→ **Activity**
Type the records out again in full, exactly.

Dataset items
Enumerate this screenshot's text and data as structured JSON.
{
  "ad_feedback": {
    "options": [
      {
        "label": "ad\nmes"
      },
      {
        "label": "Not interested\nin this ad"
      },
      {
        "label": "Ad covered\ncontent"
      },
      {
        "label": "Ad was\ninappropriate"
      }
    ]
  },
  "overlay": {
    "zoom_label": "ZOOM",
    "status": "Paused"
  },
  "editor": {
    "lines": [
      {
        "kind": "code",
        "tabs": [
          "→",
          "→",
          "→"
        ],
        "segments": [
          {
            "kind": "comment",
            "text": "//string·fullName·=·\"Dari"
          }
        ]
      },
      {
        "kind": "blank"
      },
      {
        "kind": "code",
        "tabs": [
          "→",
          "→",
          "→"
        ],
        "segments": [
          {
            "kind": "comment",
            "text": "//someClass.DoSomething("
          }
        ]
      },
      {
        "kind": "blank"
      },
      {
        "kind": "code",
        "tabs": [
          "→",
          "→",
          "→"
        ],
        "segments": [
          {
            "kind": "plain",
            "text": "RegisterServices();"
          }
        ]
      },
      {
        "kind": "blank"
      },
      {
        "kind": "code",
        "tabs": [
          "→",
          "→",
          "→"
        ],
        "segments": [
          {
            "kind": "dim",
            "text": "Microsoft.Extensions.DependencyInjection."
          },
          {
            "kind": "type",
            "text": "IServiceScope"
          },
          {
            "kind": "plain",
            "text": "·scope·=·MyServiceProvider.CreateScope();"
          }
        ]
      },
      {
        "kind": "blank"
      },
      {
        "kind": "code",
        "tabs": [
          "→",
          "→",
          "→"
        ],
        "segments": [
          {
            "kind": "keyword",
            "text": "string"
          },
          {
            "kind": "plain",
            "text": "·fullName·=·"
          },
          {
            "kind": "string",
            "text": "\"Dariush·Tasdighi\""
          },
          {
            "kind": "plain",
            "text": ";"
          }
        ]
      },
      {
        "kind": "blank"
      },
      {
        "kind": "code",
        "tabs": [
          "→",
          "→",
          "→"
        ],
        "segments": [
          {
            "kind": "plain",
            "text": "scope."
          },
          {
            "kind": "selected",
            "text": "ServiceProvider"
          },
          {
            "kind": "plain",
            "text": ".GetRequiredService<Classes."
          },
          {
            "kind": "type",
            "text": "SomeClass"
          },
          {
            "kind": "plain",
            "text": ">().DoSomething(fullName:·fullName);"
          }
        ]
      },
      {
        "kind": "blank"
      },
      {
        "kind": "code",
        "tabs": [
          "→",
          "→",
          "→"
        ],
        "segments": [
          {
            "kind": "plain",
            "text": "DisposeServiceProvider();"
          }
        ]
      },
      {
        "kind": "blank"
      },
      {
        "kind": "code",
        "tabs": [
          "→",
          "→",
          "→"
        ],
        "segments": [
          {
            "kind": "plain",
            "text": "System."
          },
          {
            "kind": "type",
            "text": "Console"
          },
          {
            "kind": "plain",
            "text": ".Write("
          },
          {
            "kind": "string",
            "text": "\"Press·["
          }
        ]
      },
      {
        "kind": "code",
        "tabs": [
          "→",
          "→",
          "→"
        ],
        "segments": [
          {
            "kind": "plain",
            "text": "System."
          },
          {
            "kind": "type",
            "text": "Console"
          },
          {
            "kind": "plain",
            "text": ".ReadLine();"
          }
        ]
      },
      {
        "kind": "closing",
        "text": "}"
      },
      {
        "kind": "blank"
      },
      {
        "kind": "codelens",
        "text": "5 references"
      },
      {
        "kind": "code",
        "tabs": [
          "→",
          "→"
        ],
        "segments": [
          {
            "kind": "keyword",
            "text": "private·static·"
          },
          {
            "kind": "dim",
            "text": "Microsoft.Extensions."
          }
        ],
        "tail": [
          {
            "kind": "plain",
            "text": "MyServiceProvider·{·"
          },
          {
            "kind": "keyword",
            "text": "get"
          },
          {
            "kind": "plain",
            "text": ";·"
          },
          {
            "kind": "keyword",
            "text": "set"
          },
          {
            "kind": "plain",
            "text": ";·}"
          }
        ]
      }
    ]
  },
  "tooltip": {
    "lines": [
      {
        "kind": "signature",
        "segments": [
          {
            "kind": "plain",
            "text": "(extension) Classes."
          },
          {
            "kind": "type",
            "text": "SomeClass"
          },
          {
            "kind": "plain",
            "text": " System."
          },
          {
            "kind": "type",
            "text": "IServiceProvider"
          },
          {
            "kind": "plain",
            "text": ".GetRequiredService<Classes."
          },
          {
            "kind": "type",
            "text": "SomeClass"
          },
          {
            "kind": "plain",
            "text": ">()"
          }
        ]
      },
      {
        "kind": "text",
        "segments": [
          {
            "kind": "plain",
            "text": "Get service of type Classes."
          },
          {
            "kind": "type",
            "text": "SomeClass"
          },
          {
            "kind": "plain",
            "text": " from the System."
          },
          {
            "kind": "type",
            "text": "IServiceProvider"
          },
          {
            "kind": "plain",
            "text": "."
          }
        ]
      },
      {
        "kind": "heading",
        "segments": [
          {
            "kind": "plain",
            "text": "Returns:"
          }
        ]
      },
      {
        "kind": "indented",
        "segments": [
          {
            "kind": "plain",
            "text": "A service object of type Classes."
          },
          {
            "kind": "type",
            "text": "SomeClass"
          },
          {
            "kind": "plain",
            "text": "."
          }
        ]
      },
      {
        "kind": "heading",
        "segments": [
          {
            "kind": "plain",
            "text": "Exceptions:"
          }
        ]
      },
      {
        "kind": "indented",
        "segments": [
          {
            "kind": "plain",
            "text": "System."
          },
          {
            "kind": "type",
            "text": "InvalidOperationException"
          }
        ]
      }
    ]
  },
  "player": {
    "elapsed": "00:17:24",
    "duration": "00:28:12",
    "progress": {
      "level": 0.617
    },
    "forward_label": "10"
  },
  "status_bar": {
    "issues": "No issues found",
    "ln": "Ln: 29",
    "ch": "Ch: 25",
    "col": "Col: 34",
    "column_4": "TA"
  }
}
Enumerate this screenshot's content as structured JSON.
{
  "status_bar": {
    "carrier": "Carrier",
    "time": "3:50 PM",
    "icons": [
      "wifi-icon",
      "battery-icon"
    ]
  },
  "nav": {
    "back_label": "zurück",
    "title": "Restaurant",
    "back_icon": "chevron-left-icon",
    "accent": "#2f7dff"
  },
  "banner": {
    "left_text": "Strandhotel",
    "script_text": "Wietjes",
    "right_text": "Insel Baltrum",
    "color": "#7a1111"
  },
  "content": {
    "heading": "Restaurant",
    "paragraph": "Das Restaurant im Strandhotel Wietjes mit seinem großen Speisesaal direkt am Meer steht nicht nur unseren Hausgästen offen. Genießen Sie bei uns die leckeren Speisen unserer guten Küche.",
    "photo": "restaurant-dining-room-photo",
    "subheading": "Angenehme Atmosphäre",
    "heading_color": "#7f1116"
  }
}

→ **Output**
Enumerate this screenshot's text and data as structured JSON.
{
  "ad_feedback": {
    "options": [
      {
        "label": "ad\nmes"
      },
      {
        "label": "Not interested\nin this ad"
      },
      {
        "label": "Ad covered\ncontent"
      },
      {
        "label": "Ad was\ninappropriate"
      }
    ]
  },
  "overlay": {
    "zoom_label": "ZOOM",
    "status": "Paused"
  },
  "editor": {
    "lines": [
      {
        "kind": "code",
        "tabs": [
          "→",
          "→",
          "→"
        ],
        "segments": [
          {
            "kind": "comment",
            "text": "//string·fullName·=·\"Dari"
          }
        ]
      },
      {
        "kind": "blank"
      },
      {
        "kind": "code",
        "tabs": [
          "→",
          "→",
          "→"
        ],
        "segments": [
          {
            "kind": "comment",
            "text": "//someClass.DoSomething("
          }
        ]
      },
      {
        "kind": "blank"
      },
      {
        "kind": "code",
        "tabs": [
          "→",
          "→",
          "→"
        ],
        "segments": [
          {
            "kind": "plain",
            "text": "RegisterServices();"
          }
        ]
      },
      {
        "kind": "blank"
      },
      {
        "kind": "code",
        "tabs": [
          "→",
          "→",
          "→"
        ],
        "segments": [
          {
            "kind": "dim",
            "text": "Microsoft.Extensions.DependencyInjection."
          },
          {
            "kind": "type",
            "text": "IServiceScope"
          },
          {
            "kind": "plain",
            "text": "·scope·=·MyServiceProvider.CreateScope();"
          }
        ]
      },
      {
        "kind": "blank"
      },
      {
        "kind": "code",
        "tabs": [
          "→",
          "→",
          "→"
        ],
        "segments": [
          {
            "kind": "keyword",
            "text": "string"
          },
          {
            "kind": "plain",
            "text": "·fullName·=·"
          },
          {
            "kind": "string",
            "text": "\"Dariush·Tasdighi\""
          },
          {
            "kind": "plain",
            "text": ";"
          }
        ]
      },
      {
        "kind": "blank"
      },
      {
        "kind": "code",
        "tabs": [
          "→",
          "→",
          "→"
        ],
        "segments": [
          {
            "kind": "plain",
            "text": "scope."
          },
          {
            "kind": "selected",
            "text": "ServiceProvider"
          },
          {
            "kind": "plain",
            "text": ".GetRequiredService<Classes."
          },
          {
            "kind": "type",
            "text": "SomeClass"
          },
          {
            "kind": "plain",
            "text": ">().DoSomething(fullName:·fullName);"
          }
        ]
      },
      {
        "kind": "blank"
      },
      {
        "kind": "code",
        "tabs": [
          "→",
          "→",
          "→"
        ],
        "segments": [
          {
            "kind": "plain",
            "text": "DisposeServiceProvider();"
          }
        ]
      },
      {
        "kind": "blank"
      },
      {
        "kind": "code",
        "tabs": [
          "→",
          "→",
          "→"
        ],
        "segments": [
          {
            "kind": "plain",
            "text": "System."
          },
          {
            "kind": "type",
            "text": "Console"
          },
          {
            "kind": "plain",
            "text": ".Write("
          },
          {
            "kind": "string",
            "text": "\"Press·["
          }
        ]
      },
      {
        "kind": "code",
        "tabs": [
          "→",
          "→",
          "→"
        ],
        "segments": [
          {
            "kind": "plain",
            "text": "System."
          },
          {
            "kind": "type",
            "text": "Console"
          },
          {
            "kind": "plain",
            "text": ".ReadLine();"
          }
        ]
      },
      {
        "kind": "closing",
        "text": "}"
      },
      {
        "kind": "blank"
      },
      {
        "kind": "codelens",
        "text": "5 references"
      },
      {
        "kind": "code",
        "tabs": [
          "→",
          "→"
        ],
        "segments": [
          {
            "kind": "keyword",
            "text": "private·static·"
          },
          {
            "kind": "dim",
            "text": "Microsoft.Extensions."
          }
        ],
        "tail": [
          {
            "kind": "plain",
            "text": "MyServiceProvider·{·"
          },
          {
            "kind": "keyword",
            "text": "get"
          },
          {
            "kind": "plain",
            "text": ";·"
          },
          {
            "kind": "keyword",
            "text": "set"
          },
          {
            "kind": "plain",
            "text": ";·}"
          }
        ]
      }
    ]
  },
  "tooltip": {
    "lines": [
      {
        "kind": "signature",
        "segments": [
          {
            "kind": "plain",
            "text": "(extension) Classes."
          },
          {
            "kind": "type",
            "text": "SomeClass"
          },
          {
            "kind": "plain",
            "text": " System."
          },
          {
            "kind": "type",
            "text": "IServiceProvider"
          },
          {
            "kind": "plain",
            "text": ".GetRequiredService<Classes."
          },
          {
            "kind": "type",
            "text": "SomeClass"
          },
          {
            "kind": "plain",
            "text": ">()"
          }
        ]
      },
      {
        "kind": "text",
        "segments": [
          {
            "kind": "plain",
            "text": "Get service of type Classes."
          },
          {
            "kind": "type",
            "text": "SomeClass"
          },
          {
            "kind": "plain",
            "text": " from the System."
          },
          {
            "kind": "type",
            "text": "IServiceProvider"
          },
          {
            "kind": "plain",
            "text": "."
          }
        ]
      },
      {
        "kind": "heading",
        "segments": [
          {
            "kind": "plain",
            "text": "Returns:"
          }
        ]
      },
      {
        "kind": "indented",
        "segments": [
          {
            "kind": "plain",
            "text": "A service object of type Classes."
          },
          {
            "kind": "type",
            "text": "SomeClass"
          },
          {
            "kind": "plain",
            "text": "."
          }
        ]
      },
      {
        "kind": "heading",
        "segments": [
          {
            "kind": "plain",
            "text": "Exceptions:"
          }
        ]
      },
      {
        "kind": "indented",
        "segments": [
          {
            "kind": "plain",
            "text": "System."
          },
          {
            "kind": "type",
            "text": "InvalidOperationException"
          }
        ]
      }
    ]
  },
  "player": {
    "elapsed": "00:17:24",
    "duration": "00:28:12",
    "progress": {
      "level": 0.617
    },
    "forward_label": "10"
  },
  "status_bar": {
    "issues": "No issues found",
    "ln": "Ln: 29",
    "ch": "Ch: 25",
    "col": "Col: 34",
    "column_4": "TA"
  }
}
Enumerate this screenshot's content as structured JSON.
{
  "status_bar": {
    "carrier": "Carrier",
    "time": "3:50 PM",
    "icons": [
      "wifi-icon",
      "battery-icon"
    ]
  },
  "nav": {
    "back_label": "zurück",
    "title": "Restaurant",
    "back_icon": "chevron-left-icon",
    "accent": "#2f7dff"
  },
  "banner": {
    "left_text": "Strandhotel",
    "script_text": "Wietjes",
    "right_text": "Insel Baltrum",
    "color": "#7a1111"
  },
  "content": {
    "heading": "Restaurant",
    "paragraph": "Das Restaurant im Strandhotel Wietjes mit seinem großen Speisesaal direkt am Meer steht nicht nur unseren Hausgästen offen. Genießen Sie bei uns die leckeren Speisen unserer guten Küche.",
    "photo": "restaurant-dining-room-photo",
    "subheading": "Angenehme Atmosphäre",
    "heading_color": "#7f1116"
  }
}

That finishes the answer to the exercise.